In its very conceptual makeup, it is a punishment all too similar to that Code of Hammurabi of ancient Babylon, or that Draconian set of laws from Athens of the Greek Archaic Period. It is difficult to reconcile with all of the other innovations that this nation, and our humanity, has been able to realize over these last several decades.
This nation has grappled with this hypocrisy of spirit before, as when the death penalty was ruled unconstitutional in the landmark 1972 Supreme Court case Furman v. Georgia that saw the death penalty completely banned in this country until the 1976 case of Gregg v. Georgia. It will have to do so again. While it is unlikely any type of blanket federal-state ban on capital punishment will occur thanks to the Supreme Court in the years to come, a federal moratorium of like-minded administrations could achieve a similar effect.
One has the freedom to get the best healthcare, if one can afford it, and if one cannot, then one is equally free to die without care, or else become free to live under extreme debt for the foreseeable future.
As for the states, it is sadly a matter of time, progress and further education and liberation from the idea that death is any real justice for death or the dead. Some states continue to make progress on this front, like Virginia and Colorado, while others, like Oklahoma, continue to disregard human life. The truth is there can be no real justice for some crimes. While ending the life of a murderer might relieve on a very visceral level, it does not bring the deceased loved one back from the grave. And killing those responsible, as Cicero said so many years ago, is in our age not morally correct, even in retribution for death, and even when rationalized as a positive boon for society.

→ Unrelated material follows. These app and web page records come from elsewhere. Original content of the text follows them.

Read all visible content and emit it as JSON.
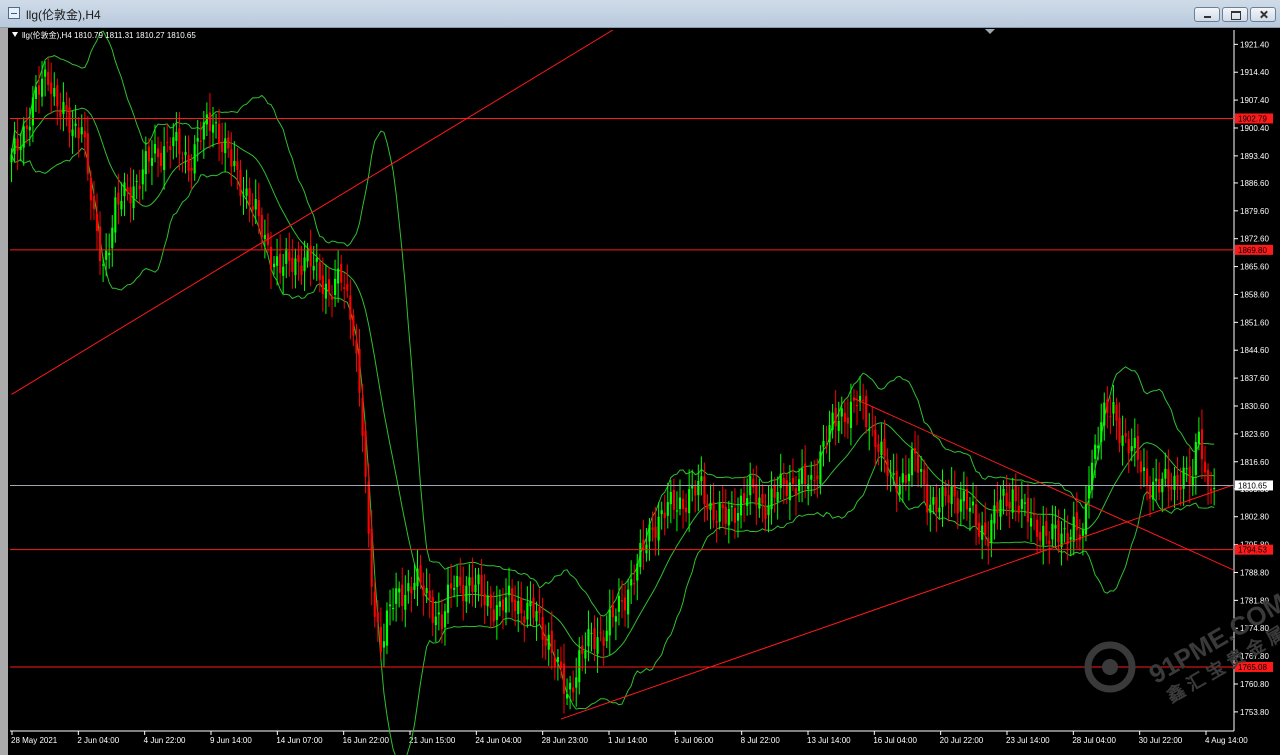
{
  "window": {
    "title": "llg(伦敦金),H4",
    "buttons": {
      "minimize": "minimize",
      "maximize": "maximize",
      "close": "close"
    }
  },
  "header": {
    "symbol": "llg(伦敦金),H4",
    "ohlc": "1810.79 1811.31 1810.27 1810.65"
  },
  "colors": {
    "background": "#000000",
    "bull": "#00ff00",
    "bear": "#ff0000",
    "band": "#2fbf2f",
    "hline": "#ff1a1a",
    "priceline": "#9aa7b4"
  },
  "chart_data": {
    "type": "candlestick",
    "y_ticks": [
      "1921.40",
      "1914.40",
      "1907.40",
      "1900.40",
      "1893.40",
      "1886.60",
      "1879.60",
      "1872.60",
      "1865.60",
      "1858.60",
      "1851.60",
      "1844.60",
      "1837.60",
      "1830.60",
      "1823.60",
      "1816.60",
      "1809.80",
      "1802.80",
      "1795.80",
      "1788.80",
      "1781.80",
      "1774.80",
      "1767.80",
      "1760.80",
      "1753.80"
    ],
    "x_ticks": [
      "28 May 2021",
      "2 Jun 04:00",
      "4 Jun 22:00",
      "9 Jun 14:00",
      "14 Jun 07:00",
      "16 Jun 22:00",
      "21 Jun 15:00",
      "24 Jun 04:00",
      "28 Jun 23:00",
      "1 Jul 14:00",
      "6 Jul 06:00",
      "8 Jul 22:00",
      "13 Jul 14:00",
      "16 Jul 04:00",
      "20 Jul 22:00",
      "23 Jul 14:00",
      "28 Jul 04:00",
      "30 Jul 22:00",
      "4 Aug 14:00"
    ],
    "ylim": [
      1749,
      1925
    ],
    "horizontal_levels": [
      {
        "price": 1902.79,
        "label": "1902.79"
      },
      {
        "price": 1869.8,
        "label": "1869.80"
      },
      {
        "price": 1794.53,
        "label": "1794.53"
      },
      {
        "price": 1765.08,
        "label": "1765.08"
      }
    ],
    "current_price": {
      "price": 1810.65,
      "label": "1810.65"
    },
    "trendlines": [
      {
        "from": [
          0,
          1833.5
        ],
        "to": [
          197,
          1925
        ]
      },
      {
        "from": [
          180,
          1752
        ],
        "to": [
          491,
          1835
        ]
      },
      {
        "from": [
          276,
          1832.5
        ],
        "to": [
          491,
          1758
        ]
      }
    ],
    "anchors": [
      [
        0,
        1892
      ],
      [
        8,
        1908
      ],
      [
        12,
        1914
      ],
      [
        16,
        1905
      ],
      [
        20,
        1899
      ],
      [
        23,
        1903
      ],
      [
        27,
        1876
      ],
      [
        30,
        1866
      ],
      [
        34,
        1880
      ],
      [
        40,
        1886
      ],
      [
        46,
        1893
      ],
      [
        52,
        1897
      ],
      [
        58,
        1892
      ],
      [
        62,
        1898
      ],
      [
        66,
        1903
      ],
      [
        70,
        1895
      ],
      [
        74,
        1888
      ],
      [
        78,
        1883
      ],
      [
        83,
        1872
      ],
      [
        88,
        1865
      ],
      [
        93,
        1867
      ],
      [
        96,
        1868
      ],
      [
        100,
        1864
      ],
      [
        104,
        1860
      ],
      [
        108,
        1862
      ],
      [
        112,
        1852
      ],
      [
        115,
        1825
      ],
      [
        117,
        1795
      ],
      [
        119,
        1778
      ],
      [
        121,
        1772
      ],
      [
        124,
        1780
      ],
      [
        128,
        1783
      ],
      [
        132,
        1788
      ],
      [
        136,
        1782
      ],
      [
        141,
        1777
      ],
      [
        145,
        1786
      ],
      [
        150,
        1786
      ],
      [
        156,
        1782
      ],
      [
        160,
        1779
      ],
      [
        164,
        1783
      ],
      [
        168,
        1779
      ],
      [
        172,
        1778
      ],
      [
        176,
        1772
      ],
      [
        179,
        1764
      ],
      [
        182,
        1758
      ],
      [
        186,
        1767
      ],
      [
        190,
        1772
      ],
      [
        194,
        1774
      ],
      [
        198,
        1778
      ],
      [
        202,
        1785
      ],
      [
        206,
        1792
      ],
      [
        210,
        1801
      ],
      [
        214,
        1804
      ],
      [
        218,
        1806
      ],
      [
        222,
        1808
      ],
      [
        226,
        1810
      ],
      [
        230,
        1804
      ],
      [
        234,
        1802
      ],
      [
        238,
        1806
      ],
      [
        242,
        1809
      ],
      [
        246,
        1806
      ],
      [
        250,
        1808
      ],
      [
        254,
        1811
      ],
      [
        258,
        1812
      ],
      [
        262,
        1810
      ],
      [
        266,
        1822
      ],
      [
        270,
        1826
      ],
      [
        274,
        1830
      ],
      [
        277,
        1832
      ],
      [
        280,
        1827
      ],
      [
        284,
        1822
      ],
      [
        288,
        1811
      ],
      [
        292,
        1813
      ],
      [
        296,
        1817
      ],
      [
        300,
        1808
      ],
      [
        304,
        1805
      ],
      [
        308,
        1809
      ],
      [
        312,
        1807
      ],
      [
        316,
        1801
      ],
      [
        320,
        1799
      ],
      [
        324,
        1806
      ],
      [
        328,
        1809
      ],
      [
        332,
        1803
      ],
      [
        336,
        1801
      ],
      [
        340,
        1797
      ],
      [
        344,
        1799
      ],
      [
        348,
        1800
      ],
      [
        351,
        1796
      ],
      [
        353,
        1814
      ],
      [
        357,
        1827
      ],
      [
        361,
        1829
      ],
      [
        365,
        1822
      ],
      [
        369,
        1817
      ],
      [
        372,
        1812
      ],
      [
        376,
        1810
      ],
      [
        380,
        1812
      ],
      [
        384,
        1813
      ],
      [
        387,
        1811
      ],
      [
        389,
        1827
      ],
      [
        391,
        1813
      ],
      [
        394,
        1810
      ]
    ]
  }
}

The sorrow that we feel when someone we love is killed or severely wronged is very real, terrible and powerful. Yet we cannot allow for it to rule our minds or govern our reactions. We cannot allow for barbarism to turn us into barbarians thirsty for vengeance.
Trent R. Nelson is a historian and political and foreign policy analyst. He is a contributor to Liberal Currents. Follow him @TRichard_Nelson.
I’ve always been struck by this contradiction at the center of criminal law:
• As a former peace officer I understand that once a suspect is in custody the state is legally bound to protect the public at large from the suspect, and protect the suspect from the public at large (as well as anyone else who might harm the suspect while in custody of the state). This even if there might be some potential danger to the officers of the state in that first moment of subduing and controlling the suspect, and subsequently in transport. That legal liability to protect the suspect continues through all phases of the legal process – the state is presumed competent to take care of its incarcerated charges.
• Once the suspect is convicted and sentenced to death, suddenly the state has assumed an entirely different position – that of destroyer of its incarcerated charge. I cannot find any convincing reason for this. If I as an individual officer am expected to keep a suspect alive during and after what might be a significantly dangerous incident, why can the state, having thoroughly separated the suspect from society and having at its disposal the means and wherewithal to hold that suspect safely for a lifetime, instead decide that “oh, YOU couldn’t kill him earlier, but WE can kill him now”?
It’s just bizarre. And NO I am not advocating for cops to have the right and/or responsibility just to kill people already in custody – I’m completely in agreement with Trent. Capital punishment is just the state further messing with the minds of its citizens.